To the Editor:
A front-page article April 12 contained references to the Burroughs Wellcome Company that incorrectly implied that vital AIDS research on acquired immune deficiency syndrome was proceeding slowly because of our refusal to supply our AIDS drug Retrovir (formerly known as AZT), for clinical trials sponsored by the Federal Government.
Our company has a long, well-established history of ethical, efficient and rapid antiviral drug development. We initiated the pivotal study that proved the safety and efficacy of Retrovir in February 1986 entirely at our expense. It began four months before contracts were awarded for the Government's AIDS treatment evaluation units, and yielded important results before the first patient entered a unit.
During the period you refer to, September 1986 to March 1987, Retrovir was in extremely short supply. We made a commitment to supply Retrovir free, on a compassionate-plea basis, to the 5,000 to 6,000 patients who had been shown potentially to benefit from it. We supplied Retrovir to all the patients who applied and met eligibility criteria. We believe we saved lives and improved the quality of life for thousands of patients with this deadly disease.
We are not, and never were, as you say, ''thrust into a conflict of interest dilemma'' trying to ''decide whether to sell the drug, for up to $10,000 a year per patient, or provide it free'' to additional clinical trial patients. It would have been difficult to sell Retrovir at any price before Food and Drug Administration approval March 19, and we never made any attempt to do so. Our dilemma was determining how much of the drug to supply free to thousands of sick and dying patients, and how much to provide, also free, to the National Institutes of Health and others to test in patients who were less critically ill. We chose to supply $10 million worth (the major portion of the available supply) to compassionate-plea patients. We had an obligation to use the remaining supply in studies to provide critically needed information at the earliest possible moment.
The events you describe occurred when we were faced with a large number of requests, from the treatment evaluation units program and others, to test Retrovir in other patients, disease conditions and in combination with other potential therapies. Discussions surrounding the study of Retrovir in combination with interferon provide a good example of the difficulties encountered in cooperative AIDS research involving many parties with different perspectives.
An improving Retrovir supply has now permitted us to dedicate additional amounts of the drug for clinical studies in more than 2,500 patients.Continue reading the main story
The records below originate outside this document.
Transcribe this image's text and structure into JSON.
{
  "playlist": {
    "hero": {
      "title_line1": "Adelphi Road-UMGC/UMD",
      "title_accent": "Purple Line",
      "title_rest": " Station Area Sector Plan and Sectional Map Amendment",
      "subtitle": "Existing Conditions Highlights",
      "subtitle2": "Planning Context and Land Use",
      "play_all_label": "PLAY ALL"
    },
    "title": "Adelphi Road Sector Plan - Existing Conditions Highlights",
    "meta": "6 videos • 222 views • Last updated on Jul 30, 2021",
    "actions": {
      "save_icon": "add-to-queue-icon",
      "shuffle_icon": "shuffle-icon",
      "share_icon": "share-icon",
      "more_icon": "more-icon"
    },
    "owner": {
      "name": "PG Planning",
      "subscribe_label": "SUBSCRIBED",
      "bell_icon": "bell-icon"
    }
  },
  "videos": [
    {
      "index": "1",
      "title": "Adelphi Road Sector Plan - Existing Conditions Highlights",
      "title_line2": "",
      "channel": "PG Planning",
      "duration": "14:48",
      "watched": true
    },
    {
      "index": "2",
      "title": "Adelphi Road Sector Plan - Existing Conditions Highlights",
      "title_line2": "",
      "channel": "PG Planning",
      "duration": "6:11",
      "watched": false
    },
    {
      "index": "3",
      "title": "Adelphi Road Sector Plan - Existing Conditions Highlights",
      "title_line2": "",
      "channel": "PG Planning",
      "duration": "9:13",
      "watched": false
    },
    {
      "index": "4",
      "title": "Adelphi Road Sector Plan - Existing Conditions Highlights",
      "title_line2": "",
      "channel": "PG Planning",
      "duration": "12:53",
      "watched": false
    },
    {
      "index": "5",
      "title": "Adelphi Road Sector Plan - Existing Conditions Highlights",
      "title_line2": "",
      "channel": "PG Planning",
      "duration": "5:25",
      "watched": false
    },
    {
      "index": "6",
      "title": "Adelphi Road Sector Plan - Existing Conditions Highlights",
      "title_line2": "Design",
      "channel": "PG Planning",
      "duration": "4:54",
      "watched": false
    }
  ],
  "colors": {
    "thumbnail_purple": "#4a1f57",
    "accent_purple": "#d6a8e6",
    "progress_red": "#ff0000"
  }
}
Case | HBS Case Collection | September 1991 (Revised February 1993)
Burroughs Wellcome and AZT (A)
by Willis M. Emmons III
Burroughs Wellcome Co., developer of AZT, the first drug approved by the U.S. Food and Drug Administration for the treatment of Acquired Immune Deficiency Syndrome (AIDS), finds itself under siege in September 1989 by AIDS activists and various segments of the U.S. government. In spite of repeated demands over the previous two years to lower the price of AZT (trademarked Retrovie), Burroughs Wellcome and its parent company, London-based Wellcome PLC, have refused, claiming that the $6,300 annual (wholesale) cost of the drug per person is justified, based on high research, development, production, and other costs associated with the drug. The firm's opponents accuse it of using an existing chemical compound, ample government research assistance, and a cooperative regulatory system to gain a monopoly on the only approved treatment available for people with AIDS. The case gives students the opportunity to explore the economics and regulation of the pharmaceutical industry, wrestle with the ethics of drug pricing, and analyze the formulation of public relations strategies on the part of both private companies and activist groups in the age of AIDS.
Keywords: Governing Rules, Regulations, and Reforms; Ethics; Business and Government Relations; Communication Strategy; Health Care and Treatment; Monopoly; Intellectual Property; Research and Development; Price; Pharmaceutical Industry; London;